Under The Mountain: Movie Review

Under The Mountain: Movie Review

Rating: 7/10
Cast: Sam Neill, Oliver Driver, Tom Cameron, Sophie McBride
Director: Jonathan King
How do you adapt a classic?
Particularly one as inherently Kiwi and steeped in our culture as hokey pokey ice cream or The Topp Twins?
That's the dilemma facing the director Jonathan King in this new adaptation of Maurice Gee's much loved book Under The Mountain, first published back in 1979.
In this version (a little removed from the iconic eighties television series) teen twins Theo and Rachel (Tom Cameron and Sophie McBride) are growing apart after the death of their mother.
The psychic bond shared by the pair is under strain as Theo refuses to face the reality of the situation - however, the pair stay with relatives in Auckland and discover their future lies in helping Mr Jones (Sam Neill) defeat the Wilberforces before they unleash the power beneath the volcanoes and destroy the world..
Personally I think it's hard to really appreciate Under The Mountain out of context of New Zealand - the whole production is clearly a NZ venture; from the sweeping panoramic shots of Auckland and the NZ countryside to a very funny aside about the reality of calling in the New Zealand Army, Under The Mountain is steeped in Kiwiana.
Maurice Gee's book is considered a classic by many - and it's fair to say there's a weight of expectation on this adaptation.
What director Jonathan King's managed to create is an incredibly creepy and, in places, downright scary film - the oozing menace from Oliver Driver's head Wilberforce is likely to give kids nightmares. He is a boogeyman for the 21st century and thanks to WETA workshop's impressive prosthetic work and Driver's staccato vocals, there'll be plenty who'll want to sleep with the lights on for a while to come.
The effects are equally as impressive - whereas the directors could easily have used CGI to create everything, they've opted for a mix of live action and CGI which seamlessly blend in.
Scenery plays a vitally important part in this film - Rangitoto towers in the background, forever lurking and casting a shadow over what transpires in the film - beautiful panoramic shots highlight the juxtaposition of the alien decay of the Wilberforce place on Lake Pupuke in comparison to the life and vitality of Auckland's finest.
For first time actors, Tom Cameron and Sophie McBride acquit themselves not too badly; and Leon Wadham's cousin Ricky, who initially grates as a comedy relief, finds something meatier is required of him when the Wilberforce threat becomes real - Sam Neill as ever brings gravitas and a degree of humanity to his role as Mr Jones.
If there's to be a criticism of Under The Mountain (and unfortunately there has to be), it comes after the 60 minutes mark - after building an incredible atmosphere of menace and threat, it all becomes a little unstuck and the ending is somewhat rushed and a little muddy.

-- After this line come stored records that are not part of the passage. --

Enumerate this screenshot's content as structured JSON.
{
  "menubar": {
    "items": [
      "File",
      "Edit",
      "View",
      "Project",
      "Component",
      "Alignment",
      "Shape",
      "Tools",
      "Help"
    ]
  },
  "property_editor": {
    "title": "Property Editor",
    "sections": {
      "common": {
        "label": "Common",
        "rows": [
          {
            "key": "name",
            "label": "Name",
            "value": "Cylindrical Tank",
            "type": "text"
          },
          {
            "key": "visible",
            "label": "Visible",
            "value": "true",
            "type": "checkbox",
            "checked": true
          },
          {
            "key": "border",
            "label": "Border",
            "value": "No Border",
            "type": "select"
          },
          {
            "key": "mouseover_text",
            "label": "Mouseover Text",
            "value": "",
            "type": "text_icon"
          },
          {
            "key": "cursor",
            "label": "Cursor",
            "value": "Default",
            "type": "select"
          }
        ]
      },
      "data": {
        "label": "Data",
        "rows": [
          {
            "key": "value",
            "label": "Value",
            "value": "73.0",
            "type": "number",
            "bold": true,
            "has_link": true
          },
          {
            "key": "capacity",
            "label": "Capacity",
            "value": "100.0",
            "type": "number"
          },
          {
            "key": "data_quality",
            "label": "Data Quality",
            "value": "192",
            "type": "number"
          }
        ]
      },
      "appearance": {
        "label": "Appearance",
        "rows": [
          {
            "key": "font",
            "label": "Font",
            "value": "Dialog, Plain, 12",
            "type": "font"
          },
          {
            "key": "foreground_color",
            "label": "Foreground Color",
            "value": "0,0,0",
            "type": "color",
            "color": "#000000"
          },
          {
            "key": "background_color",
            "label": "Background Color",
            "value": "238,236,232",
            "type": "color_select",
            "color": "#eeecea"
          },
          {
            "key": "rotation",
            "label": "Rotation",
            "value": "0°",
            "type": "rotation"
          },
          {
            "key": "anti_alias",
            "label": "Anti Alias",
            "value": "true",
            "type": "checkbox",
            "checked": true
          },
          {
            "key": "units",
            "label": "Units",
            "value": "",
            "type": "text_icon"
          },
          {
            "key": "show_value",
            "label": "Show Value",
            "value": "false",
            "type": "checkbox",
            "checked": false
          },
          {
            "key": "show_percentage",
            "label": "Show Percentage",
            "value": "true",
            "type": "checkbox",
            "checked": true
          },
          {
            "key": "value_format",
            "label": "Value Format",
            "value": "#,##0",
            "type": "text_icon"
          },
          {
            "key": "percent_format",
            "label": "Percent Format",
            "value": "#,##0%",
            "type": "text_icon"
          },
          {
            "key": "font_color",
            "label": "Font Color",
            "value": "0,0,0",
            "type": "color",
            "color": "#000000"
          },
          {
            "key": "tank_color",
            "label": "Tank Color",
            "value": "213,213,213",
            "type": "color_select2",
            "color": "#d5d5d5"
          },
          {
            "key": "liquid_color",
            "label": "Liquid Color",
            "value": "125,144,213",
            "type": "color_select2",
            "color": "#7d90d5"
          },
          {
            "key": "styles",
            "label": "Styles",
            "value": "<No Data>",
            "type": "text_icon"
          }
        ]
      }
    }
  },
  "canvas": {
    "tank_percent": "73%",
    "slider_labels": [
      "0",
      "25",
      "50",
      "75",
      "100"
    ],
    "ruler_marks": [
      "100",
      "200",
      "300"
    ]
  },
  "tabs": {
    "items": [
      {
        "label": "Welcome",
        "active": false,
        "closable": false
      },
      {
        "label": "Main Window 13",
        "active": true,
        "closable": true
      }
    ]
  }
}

A moment of sacrifice from a major character unfortunately doesn't ring as emotionally true as it should and it clouds the film's denouement.

Overall, Under The Mountain deserves to do well in New Zealand as it's imbued with an inherent love of the source material here - for the young kids, there's a brand new generation of Wilberforces to give them the heebie jeebies - and for those who fondly remember the iconic TVNZ series, there's plenty of moments to empathise with the kids as their teen fears are realized.

No comments:

Post a Comment